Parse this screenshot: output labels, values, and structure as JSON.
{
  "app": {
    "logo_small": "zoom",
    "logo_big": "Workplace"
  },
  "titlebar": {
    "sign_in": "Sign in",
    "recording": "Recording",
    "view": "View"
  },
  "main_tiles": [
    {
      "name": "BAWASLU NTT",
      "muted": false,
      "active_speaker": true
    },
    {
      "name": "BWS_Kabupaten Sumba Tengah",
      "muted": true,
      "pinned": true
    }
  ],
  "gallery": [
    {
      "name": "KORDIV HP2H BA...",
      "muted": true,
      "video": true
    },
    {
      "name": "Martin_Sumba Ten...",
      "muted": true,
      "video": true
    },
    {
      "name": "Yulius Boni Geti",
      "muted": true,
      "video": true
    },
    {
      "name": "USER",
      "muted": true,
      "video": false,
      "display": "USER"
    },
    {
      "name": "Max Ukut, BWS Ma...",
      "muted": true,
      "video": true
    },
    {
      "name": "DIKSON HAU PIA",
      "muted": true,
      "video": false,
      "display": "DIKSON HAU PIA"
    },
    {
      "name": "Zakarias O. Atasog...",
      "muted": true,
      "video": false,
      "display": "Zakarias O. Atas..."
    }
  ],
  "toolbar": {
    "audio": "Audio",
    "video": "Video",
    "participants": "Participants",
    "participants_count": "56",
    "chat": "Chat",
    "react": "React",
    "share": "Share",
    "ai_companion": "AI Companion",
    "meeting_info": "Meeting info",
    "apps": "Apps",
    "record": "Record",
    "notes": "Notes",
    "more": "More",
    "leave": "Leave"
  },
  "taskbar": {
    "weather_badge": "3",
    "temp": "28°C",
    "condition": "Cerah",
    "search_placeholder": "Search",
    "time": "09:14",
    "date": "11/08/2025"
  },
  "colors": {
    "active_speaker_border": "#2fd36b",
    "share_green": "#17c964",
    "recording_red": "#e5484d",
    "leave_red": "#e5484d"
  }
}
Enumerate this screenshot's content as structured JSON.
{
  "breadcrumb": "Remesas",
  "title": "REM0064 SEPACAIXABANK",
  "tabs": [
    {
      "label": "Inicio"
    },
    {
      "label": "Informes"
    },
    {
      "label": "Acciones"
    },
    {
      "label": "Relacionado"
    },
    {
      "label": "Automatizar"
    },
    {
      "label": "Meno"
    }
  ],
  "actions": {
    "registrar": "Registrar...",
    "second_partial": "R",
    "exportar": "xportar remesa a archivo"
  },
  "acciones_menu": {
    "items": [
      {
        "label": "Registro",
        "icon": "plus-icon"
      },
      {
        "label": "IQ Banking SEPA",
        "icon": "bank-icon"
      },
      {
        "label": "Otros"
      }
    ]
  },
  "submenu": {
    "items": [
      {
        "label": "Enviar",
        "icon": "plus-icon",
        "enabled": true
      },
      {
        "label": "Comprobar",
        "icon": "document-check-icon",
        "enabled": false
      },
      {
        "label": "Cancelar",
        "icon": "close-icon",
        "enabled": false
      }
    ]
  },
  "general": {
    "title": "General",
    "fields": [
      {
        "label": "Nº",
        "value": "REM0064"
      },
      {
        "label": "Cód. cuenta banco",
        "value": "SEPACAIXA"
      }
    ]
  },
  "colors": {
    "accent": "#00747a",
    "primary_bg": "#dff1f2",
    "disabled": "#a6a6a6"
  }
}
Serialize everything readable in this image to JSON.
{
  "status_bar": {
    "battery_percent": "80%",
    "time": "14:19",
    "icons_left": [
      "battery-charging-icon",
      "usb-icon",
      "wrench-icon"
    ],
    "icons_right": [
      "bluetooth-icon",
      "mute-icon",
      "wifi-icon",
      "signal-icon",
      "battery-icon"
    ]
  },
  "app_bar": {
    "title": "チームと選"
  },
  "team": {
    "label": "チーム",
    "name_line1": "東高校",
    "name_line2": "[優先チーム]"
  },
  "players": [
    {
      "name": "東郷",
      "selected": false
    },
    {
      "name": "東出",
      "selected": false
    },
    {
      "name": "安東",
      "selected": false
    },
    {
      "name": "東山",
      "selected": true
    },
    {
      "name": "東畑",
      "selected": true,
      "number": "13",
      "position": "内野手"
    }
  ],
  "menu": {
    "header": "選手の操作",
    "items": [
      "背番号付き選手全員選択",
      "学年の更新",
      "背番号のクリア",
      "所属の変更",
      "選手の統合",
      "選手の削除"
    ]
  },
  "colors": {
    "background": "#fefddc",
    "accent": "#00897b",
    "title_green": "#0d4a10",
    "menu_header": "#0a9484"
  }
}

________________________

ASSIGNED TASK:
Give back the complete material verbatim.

SOLUTION FOR THIS EXERCISE:
Parse this screenshot: output labels, values, and structure as JSON.
{
  "app": {
    "logo_small": "zoom",
    "logo_big": "Workplace"
  },
  "titlebar": {
    "sign_in": "Sign in",
    "recording": "Recording",
    "view": "View"
  },
  "main_tiles": [
    {
      "name": "BAWASLU NTT",
      "muted": false,
      "active_speaker": true
    },
    {
      "name": "BWS_Kabupaten Sumba Tengah",
      "muted": true,
      "pinned": true
    }
  ],
  "gallery": [
    {
      "name": "KORDIV HP2H BA...",
      "muted": true,
      "video": true
    },
    {
      "name": "Martin_Sumba Ten...",
      "muted": true,
      "video": true
    },
    {
      "name": "Yulius Boni Geti",
      "muted": true,
      "video": true
    },
    {
      "name": "USER",
      "muted": true,
      "video": false,
      "display": "USER"
    },
    {
      "name": "Max Ukut, BWS Ma...",
      "muted": true,
      "video": true
    },
    {
      "name": "DIKSON HAU PIA",
      "muted": true,
      "video": false,
      "display": "DIKSON HAU PIA"
    },
    {
      "name": "Zakarias O. Atasog...",
      "muted": true,
      "video": false,
      "display": "Zakarias O. Atas..."
    }
  ],
  "toolbar": {
    "audio": "Audio",
    "video": "Video",
    "participants": "Participants",
    "participants_count": "56",
    "chat": "Chat",
    "react": "React",
    "share": "Share",
    "ai_companion": "AI Companion",
    "meeting_info": "Meeting info",
    "apps": "Apps",
    "record": "Record",
    "notes": "Notes",
    "more": "More",
    "leave": "Leave"
  },
  "taskbar": {
    "weather_badge": "3",
    "temp": "28°C",
    "condition": "Cerah",
    "search_placeholder": "Search",
    "time": "09:14",
    "date": "11/08/2025"
  },
  "colors": {
    "active_speaker_border": "#2fd36b",
    "share_green": "#17c964",
    "recording_red": "#e5484d",
    "leave_red": "#e5484d"
  }
}
Enumerate this screenshot's content as structured JSON.
{
  "breadcrumb": "Remesas",
  "title": "REM0064 SEPACAIXABANK",
  "tabs": [
    {
      "label": "Inicio"
    },
    {
      "label": "Informes"
    },
    {
      "label": "Acciones"
    },
    {
      "label": "Relacionado"
    },
    {
      "label": "Automatizar"
    },
    {
      "label": "Meno"
    }
  ],
  "actions": {
    "registrar": "Registrar...",
    "second_partial": "R",
    "exportar": "xportar remesa a archivo"
  },
  "acciones_menu": {
    "items": [
      {
        "label": "Registro",
        "icon": "plus-icon"
      },
      {
        "label": "IQ Banking SEPA",
        "icon": "bank-icon"
      },
      {
        "label": "Otros"
      }
    ]
  },
  "submenu": {
    "items": [
      {
        "label": "Enviar",
        "icon": "plus-icon",
        "enabled": true
      },
      {
        "label": "Comprobar",
        "icon": "document-check-icon",
        "enabled": false
      },
      {
        "label": "Cancelar",
        "icon": "close-icon",
        "enabled": false
      }
    ]
  },
  "general": {
    "title": "General",
    "fields": [
      {
        "label": "Nº",
        "value": "REM0064"
      },
      {
        "label": "Cód. cuenta banco",
        "value": "SEPACAIXA"
      }
    ]
  },
  "colors": {
    "accent": "#00747a",
    "primary_bg": "#dff1f2",
    "disabled": "#a6a6a6"
  }
}
Serialize everything readable in this image to JSON.
{
  "status_bar": {
    "battery_percent": "80%",
    "time": "14:19",
    "icons_left": [
      "battery-charging-icon",
      "usb-icon",
      "wrench-icon"
    ],
    "icons_right": [
      "bluetooth-icon",
      "mute-icon",
      "wifi-icon",
      "signal-icon",
      "battery-icon"
    ]
  },
  "app_bar": {
    "title": "チームと選"
  },
  "team": {
    "label": "チーム",
    "name_line1": "東高校",
    "name_line2": "[優先チーム]"
  },
  "players": [
    {
      "name": "東郷",
      "selected": false
    },
    {
      "name": "東出",
      "selected": false
    },
    {
      "name": "安東",
      "selected": false
    },
    {
      "name": "東山",
      "selected": true
    },
    {
      "name": "東畑",
      "selected": true,
      "number": "13",
      "position": "内野手"
    }
  ],
  "menu": {
    "header": "選手の操作",
    "items": [
      "背番号付き選手全員選択",
      "学年の更新",
      "背番号のクリア",
      "所属の変更",
      "選手の統合",
      "選手の削除"
    ]
  },
  "colors": {
    "background": "#fefddc",
    "accent": "#00897b",
    "title_green": "#0d4a10",
    "menu_header": "#0a9484"
  }
}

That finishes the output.